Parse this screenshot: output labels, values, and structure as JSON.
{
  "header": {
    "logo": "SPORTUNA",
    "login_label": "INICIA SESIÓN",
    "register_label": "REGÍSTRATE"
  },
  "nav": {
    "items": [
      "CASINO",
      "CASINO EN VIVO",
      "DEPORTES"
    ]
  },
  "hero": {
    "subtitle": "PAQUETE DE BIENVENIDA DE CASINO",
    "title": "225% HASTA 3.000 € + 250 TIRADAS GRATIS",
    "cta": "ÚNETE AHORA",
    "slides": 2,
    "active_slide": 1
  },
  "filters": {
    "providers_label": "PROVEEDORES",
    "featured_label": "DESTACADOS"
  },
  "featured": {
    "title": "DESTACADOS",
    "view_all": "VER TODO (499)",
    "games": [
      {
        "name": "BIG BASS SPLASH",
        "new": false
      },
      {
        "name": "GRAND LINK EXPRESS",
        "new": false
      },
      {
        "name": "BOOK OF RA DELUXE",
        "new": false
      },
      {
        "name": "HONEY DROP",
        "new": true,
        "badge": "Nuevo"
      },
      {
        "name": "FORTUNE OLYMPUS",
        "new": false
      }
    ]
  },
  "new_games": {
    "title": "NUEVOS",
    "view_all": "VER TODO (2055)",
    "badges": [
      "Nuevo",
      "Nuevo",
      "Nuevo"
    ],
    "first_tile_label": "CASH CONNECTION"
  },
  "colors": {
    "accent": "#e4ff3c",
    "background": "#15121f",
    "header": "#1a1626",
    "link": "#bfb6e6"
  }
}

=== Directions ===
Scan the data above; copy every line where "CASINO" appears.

=== Exercise solution ===
      "CASINO",
      "CASINO EN VIVO",
    "subtitle": "PAQUETE DE BIENVENIDA DE CASINO",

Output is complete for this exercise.